Political bias affects brain activity, study finds

Democrats and Republicans both adept at ignoring facts, brain scans show

http://www.msnbc.msn.com/id/11009379/

Democrats and Republicans alike are adept at making decisions without letting the facts get in the way, a new study shows.

And they get quite a rush from ignoring information that’s contrary to their point of view.

Researchers
asked staunch party members from both sides to evaluate information
that threatened their preferred candidate prior to the 2004
Presidential election. The subjects’ brains were monitored while they
pondered.

The results were announced today.

“We
did not see any increased activation of the parts of the brain normally
engaged during reasoning,” said Drew Westen, director of clinical
psychology at Emory University. “What we saw instead was a network of
emotion circuits lighting up, including circuits hypothesized to be
involved in regulating emotion, and circuits known to be involved in
resolving conflicts.”

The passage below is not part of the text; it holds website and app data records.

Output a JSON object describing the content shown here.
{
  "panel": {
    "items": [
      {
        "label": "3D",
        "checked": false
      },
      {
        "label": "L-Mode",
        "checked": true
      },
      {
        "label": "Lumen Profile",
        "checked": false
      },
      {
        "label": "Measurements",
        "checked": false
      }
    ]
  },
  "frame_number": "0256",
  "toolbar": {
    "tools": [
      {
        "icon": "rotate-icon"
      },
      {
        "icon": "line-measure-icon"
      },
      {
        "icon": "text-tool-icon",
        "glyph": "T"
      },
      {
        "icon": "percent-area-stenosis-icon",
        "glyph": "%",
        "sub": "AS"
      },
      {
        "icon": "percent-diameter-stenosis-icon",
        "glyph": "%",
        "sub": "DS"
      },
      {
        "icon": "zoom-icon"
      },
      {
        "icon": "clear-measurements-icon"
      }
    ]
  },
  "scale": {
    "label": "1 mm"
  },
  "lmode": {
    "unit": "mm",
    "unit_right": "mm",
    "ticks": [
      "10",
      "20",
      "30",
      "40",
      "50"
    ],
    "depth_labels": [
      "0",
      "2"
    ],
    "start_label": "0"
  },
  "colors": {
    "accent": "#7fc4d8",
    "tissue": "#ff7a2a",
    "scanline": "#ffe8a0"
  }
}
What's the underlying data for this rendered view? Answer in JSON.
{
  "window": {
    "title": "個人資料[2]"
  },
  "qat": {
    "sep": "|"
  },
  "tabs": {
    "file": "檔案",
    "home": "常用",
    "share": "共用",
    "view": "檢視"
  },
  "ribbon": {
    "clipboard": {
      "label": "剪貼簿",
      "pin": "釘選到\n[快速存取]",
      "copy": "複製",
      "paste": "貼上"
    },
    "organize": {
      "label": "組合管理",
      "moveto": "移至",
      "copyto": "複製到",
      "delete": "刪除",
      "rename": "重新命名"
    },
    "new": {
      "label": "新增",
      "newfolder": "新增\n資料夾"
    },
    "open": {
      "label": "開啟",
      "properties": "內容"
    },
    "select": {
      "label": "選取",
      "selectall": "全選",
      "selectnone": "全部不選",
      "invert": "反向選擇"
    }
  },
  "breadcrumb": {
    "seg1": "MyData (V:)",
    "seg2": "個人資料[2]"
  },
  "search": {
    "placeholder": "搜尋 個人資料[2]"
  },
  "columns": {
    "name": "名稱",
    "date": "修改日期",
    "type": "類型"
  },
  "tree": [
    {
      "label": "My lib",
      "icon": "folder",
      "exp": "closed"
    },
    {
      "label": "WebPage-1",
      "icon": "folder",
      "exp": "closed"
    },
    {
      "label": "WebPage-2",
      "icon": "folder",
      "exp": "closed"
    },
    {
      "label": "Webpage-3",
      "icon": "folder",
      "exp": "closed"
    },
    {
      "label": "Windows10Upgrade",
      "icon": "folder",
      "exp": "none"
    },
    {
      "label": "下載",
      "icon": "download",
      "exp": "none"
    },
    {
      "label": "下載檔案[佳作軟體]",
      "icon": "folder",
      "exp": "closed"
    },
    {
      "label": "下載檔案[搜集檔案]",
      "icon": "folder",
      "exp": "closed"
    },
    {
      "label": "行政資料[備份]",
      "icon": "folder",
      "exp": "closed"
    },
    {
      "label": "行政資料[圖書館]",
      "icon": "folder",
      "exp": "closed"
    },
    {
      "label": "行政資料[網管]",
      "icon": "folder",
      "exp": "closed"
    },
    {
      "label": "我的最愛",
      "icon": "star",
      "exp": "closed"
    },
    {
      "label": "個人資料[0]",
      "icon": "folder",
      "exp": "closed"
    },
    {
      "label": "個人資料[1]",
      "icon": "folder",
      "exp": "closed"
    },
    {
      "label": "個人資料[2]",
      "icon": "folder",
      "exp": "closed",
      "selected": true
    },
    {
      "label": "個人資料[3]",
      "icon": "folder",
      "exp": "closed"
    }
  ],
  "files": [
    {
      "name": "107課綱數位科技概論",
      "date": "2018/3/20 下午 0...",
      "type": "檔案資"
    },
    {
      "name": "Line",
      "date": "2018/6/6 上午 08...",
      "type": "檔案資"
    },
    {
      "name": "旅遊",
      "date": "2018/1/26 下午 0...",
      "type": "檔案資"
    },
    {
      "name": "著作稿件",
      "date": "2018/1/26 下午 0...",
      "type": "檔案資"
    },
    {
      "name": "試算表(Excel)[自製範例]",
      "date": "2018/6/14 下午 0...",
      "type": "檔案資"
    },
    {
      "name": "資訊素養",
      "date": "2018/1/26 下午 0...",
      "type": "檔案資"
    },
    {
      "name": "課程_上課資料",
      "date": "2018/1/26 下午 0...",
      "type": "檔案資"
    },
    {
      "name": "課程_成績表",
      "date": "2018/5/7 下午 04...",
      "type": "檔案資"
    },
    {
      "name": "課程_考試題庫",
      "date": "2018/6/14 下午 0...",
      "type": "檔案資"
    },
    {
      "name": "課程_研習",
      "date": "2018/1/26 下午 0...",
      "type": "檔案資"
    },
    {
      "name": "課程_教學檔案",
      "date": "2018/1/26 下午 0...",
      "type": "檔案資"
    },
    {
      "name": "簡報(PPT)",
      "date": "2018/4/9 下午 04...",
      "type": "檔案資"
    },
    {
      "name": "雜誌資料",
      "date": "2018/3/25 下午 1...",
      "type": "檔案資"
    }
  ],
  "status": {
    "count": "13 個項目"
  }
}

Bias on both sides
The
test subjects on both sides of the political aisle reached totally
biased conclusions by ignoring information that could not rationally be
discounted, Westen and his colleagues say.

Then,
with their minds made up, brain activity ceased in the areas that deal
with negative emotions such as disgust. But activity spiked in the
circuits involved in reward, a response similar to what addicts
experience when they get a fix, Westen explained.

The study points to a total lack of reason in political decision-making.

“None
of the circuits involved in conscious reasoning were particularly
engaged,” Westen said. “Essentially, it appears as if partisans twirl
the cognitive kaleidoscope until they get the conclusions they want,
and then they get massively reinforced for it, with the elimination of
negative emotional states and activation of positive ones.”

Notably
absent were any increases in activation of the dorsolateral prefrontal
cortex, the part of the brain most associated with reasoning.

The
tests involved pairs of statements by the candidates, President George
W. Bush and Senator John Kerry, that clearly contradicted each other.
The test subjects were asked to consider and rate the discrepancy. Then
they were presented with another statement that might explain away the
contradiction. The scenario was repeated several times for each
candidate.

A
brain-scan technique known as functional magnetic resonance imaging, or
fMRI, revealed a consistent pattern. Both Republicans and Democrats
consistently denied obvious contradictions for their own candidate but
detected contradictions in the opposing candidate.

“The result is that partisan beliefs are calcified, and the person can learn very little from new data,” Westen said.

Other
relatively neutral candidates were introduced into the mix, such as the
actor Tom Hanks. Importantly, both the Democrats and Republicans
reacted to the contradictions of these characters in the same manner.

The findings could prove useful beyond the campaign trail.

“Everyone
from executives and judges to scientists and politicians may reason to
emotionally biased judgments when they have a vested interest in how to
interpret ‘the facts,'” Westen said.

The researchers will present the findings Saturday at the Annual Conference of the Society for Personality and Social Psychology